**Exercise**
Where in the records does the word "templates" appear? Copy each line that holds it.

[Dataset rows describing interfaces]
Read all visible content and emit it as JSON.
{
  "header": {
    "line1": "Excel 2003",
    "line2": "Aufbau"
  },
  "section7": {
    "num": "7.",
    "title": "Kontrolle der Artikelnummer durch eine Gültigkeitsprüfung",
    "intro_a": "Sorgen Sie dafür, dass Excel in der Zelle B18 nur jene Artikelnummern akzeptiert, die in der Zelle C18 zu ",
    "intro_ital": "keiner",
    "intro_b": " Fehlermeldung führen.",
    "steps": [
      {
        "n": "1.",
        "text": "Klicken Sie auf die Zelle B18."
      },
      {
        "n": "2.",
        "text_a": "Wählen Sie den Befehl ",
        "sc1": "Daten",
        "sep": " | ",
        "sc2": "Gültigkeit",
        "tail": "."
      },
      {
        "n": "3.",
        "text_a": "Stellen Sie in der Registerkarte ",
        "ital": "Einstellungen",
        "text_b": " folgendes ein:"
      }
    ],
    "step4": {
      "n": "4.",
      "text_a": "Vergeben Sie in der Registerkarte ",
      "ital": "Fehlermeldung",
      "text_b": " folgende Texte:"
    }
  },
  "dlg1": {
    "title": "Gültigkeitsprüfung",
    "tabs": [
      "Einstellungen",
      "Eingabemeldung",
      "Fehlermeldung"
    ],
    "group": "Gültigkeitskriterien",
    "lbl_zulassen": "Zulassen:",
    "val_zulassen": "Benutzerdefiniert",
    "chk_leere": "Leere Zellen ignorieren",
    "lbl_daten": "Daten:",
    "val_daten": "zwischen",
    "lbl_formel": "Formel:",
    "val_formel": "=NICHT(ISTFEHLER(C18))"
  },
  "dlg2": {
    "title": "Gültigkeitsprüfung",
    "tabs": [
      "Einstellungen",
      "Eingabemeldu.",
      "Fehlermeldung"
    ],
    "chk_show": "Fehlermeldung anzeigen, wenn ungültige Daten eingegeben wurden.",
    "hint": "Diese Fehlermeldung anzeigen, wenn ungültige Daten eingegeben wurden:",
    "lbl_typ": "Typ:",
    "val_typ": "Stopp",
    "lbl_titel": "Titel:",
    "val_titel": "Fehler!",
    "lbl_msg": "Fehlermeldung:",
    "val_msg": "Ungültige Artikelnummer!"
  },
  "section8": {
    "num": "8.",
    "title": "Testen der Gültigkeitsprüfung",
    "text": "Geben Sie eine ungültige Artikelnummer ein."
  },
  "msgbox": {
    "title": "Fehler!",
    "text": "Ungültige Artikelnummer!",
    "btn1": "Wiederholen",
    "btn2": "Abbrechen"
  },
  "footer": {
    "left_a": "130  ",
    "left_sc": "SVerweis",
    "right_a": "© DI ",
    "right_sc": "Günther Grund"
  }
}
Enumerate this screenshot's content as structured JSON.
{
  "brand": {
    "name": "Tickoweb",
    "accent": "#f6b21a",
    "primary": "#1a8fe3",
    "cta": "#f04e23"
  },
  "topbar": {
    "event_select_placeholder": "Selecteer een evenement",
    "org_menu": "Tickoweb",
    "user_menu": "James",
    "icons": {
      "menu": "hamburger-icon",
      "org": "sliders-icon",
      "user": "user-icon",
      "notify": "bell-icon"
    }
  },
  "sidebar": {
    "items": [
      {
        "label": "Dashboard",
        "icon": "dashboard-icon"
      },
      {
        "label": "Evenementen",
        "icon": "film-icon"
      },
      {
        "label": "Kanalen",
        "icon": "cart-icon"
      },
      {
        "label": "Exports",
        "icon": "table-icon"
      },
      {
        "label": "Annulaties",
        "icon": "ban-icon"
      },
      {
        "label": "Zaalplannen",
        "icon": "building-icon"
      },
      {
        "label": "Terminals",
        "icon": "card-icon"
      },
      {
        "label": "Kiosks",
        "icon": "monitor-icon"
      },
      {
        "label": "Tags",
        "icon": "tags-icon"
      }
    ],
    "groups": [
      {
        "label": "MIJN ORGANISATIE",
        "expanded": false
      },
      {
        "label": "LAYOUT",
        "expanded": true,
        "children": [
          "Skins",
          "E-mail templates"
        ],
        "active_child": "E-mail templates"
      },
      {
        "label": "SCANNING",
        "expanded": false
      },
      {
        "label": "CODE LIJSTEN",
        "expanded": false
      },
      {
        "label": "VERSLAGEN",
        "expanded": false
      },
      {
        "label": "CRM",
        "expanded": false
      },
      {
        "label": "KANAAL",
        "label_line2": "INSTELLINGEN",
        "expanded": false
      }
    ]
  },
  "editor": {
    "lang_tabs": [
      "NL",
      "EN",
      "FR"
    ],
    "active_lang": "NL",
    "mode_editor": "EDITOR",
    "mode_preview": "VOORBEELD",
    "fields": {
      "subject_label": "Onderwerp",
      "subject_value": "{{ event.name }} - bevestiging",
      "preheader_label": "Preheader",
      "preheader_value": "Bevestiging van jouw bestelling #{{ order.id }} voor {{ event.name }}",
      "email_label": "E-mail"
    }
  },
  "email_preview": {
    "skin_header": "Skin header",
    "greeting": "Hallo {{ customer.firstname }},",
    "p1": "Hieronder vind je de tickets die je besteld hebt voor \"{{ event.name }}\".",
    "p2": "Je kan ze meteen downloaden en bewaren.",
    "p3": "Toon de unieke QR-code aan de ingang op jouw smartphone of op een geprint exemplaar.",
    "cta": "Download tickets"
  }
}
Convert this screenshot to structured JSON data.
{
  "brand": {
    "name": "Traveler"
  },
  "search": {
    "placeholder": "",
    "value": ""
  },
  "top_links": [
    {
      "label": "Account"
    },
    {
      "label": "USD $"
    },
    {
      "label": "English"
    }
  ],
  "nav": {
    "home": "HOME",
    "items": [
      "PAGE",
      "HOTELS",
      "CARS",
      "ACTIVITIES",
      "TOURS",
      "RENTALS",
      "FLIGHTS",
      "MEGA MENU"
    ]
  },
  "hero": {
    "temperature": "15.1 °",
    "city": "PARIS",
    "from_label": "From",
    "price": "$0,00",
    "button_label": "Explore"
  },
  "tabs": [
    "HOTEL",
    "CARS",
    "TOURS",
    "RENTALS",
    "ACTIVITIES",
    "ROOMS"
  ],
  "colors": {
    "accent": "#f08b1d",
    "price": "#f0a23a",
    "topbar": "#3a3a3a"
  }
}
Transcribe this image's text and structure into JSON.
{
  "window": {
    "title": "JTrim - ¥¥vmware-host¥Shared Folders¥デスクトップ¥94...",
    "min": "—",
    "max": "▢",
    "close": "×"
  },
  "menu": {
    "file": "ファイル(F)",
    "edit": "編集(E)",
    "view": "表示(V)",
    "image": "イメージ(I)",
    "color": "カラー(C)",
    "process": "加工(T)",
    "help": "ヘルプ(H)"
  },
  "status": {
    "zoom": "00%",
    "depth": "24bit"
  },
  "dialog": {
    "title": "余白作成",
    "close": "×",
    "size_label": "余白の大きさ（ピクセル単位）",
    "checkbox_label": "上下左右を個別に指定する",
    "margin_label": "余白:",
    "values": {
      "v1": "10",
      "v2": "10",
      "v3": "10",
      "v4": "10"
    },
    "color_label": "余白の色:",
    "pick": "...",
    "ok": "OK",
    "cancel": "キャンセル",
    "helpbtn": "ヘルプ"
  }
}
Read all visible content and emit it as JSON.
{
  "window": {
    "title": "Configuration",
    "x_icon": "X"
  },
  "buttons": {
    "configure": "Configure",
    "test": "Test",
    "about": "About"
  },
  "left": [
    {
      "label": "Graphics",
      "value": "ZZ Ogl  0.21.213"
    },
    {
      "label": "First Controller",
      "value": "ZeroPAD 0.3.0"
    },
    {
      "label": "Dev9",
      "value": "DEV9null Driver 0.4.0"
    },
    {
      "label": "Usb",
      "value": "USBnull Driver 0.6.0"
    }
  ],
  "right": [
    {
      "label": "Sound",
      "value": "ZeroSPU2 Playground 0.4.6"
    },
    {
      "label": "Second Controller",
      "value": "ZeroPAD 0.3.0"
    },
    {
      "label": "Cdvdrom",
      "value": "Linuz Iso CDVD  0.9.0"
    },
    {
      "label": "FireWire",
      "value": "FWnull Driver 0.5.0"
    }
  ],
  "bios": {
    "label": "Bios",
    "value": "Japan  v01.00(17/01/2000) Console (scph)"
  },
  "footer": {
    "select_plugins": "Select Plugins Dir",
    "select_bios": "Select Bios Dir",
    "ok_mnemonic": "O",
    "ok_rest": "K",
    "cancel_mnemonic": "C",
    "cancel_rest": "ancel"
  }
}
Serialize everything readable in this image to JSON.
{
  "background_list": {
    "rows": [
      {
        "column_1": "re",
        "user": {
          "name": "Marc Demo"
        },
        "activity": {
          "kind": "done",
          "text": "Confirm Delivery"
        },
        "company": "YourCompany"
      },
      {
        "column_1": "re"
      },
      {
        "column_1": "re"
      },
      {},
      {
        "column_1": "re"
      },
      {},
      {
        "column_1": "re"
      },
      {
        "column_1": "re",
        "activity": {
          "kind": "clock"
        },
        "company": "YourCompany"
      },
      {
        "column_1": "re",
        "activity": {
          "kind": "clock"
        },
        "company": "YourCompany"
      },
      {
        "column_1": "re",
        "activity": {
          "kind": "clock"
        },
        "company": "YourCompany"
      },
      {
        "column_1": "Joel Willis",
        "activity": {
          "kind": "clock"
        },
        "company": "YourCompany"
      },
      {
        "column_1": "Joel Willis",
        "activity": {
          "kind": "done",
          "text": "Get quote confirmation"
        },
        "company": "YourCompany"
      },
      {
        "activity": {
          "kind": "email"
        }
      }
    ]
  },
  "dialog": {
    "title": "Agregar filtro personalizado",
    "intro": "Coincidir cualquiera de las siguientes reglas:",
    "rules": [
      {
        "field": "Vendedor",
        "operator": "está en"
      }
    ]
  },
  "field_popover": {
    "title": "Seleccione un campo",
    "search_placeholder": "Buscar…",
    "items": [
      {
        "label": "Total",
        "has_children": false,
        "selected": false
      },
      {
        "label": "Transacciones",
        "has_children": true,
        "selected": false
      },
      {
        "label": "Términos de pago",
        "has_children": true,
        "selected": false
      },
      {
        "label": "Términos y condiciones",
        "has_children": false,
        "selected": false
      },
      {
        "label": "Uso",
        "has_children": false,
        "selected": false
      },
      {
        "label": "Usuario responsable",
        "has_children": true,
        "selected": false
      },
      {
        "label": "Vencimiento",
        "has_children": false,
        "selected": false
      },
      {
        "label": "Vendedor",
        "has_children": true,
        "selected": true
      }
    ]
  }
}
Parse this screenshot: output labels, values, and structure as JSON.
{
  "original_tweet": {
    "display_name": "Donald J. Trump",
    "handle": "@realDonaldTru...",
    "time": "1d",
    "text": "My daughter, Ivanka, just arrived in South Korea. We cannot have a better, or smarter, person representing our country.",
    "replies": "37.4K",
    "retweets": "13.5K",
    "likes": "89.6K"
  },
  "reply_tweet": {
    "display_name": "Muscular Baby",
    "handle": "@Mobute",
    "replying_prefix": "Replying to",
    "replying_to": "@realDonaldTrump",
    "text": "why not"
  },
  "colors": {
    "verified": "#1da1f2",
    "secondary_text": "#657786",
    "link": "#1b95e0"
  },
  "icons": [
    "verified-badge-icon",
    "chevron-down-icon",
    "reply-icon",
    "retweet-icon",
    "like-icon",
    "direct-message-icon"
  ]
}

**Solution for this task**
          "E-mail templates"
        "active_child": "E-mail templates"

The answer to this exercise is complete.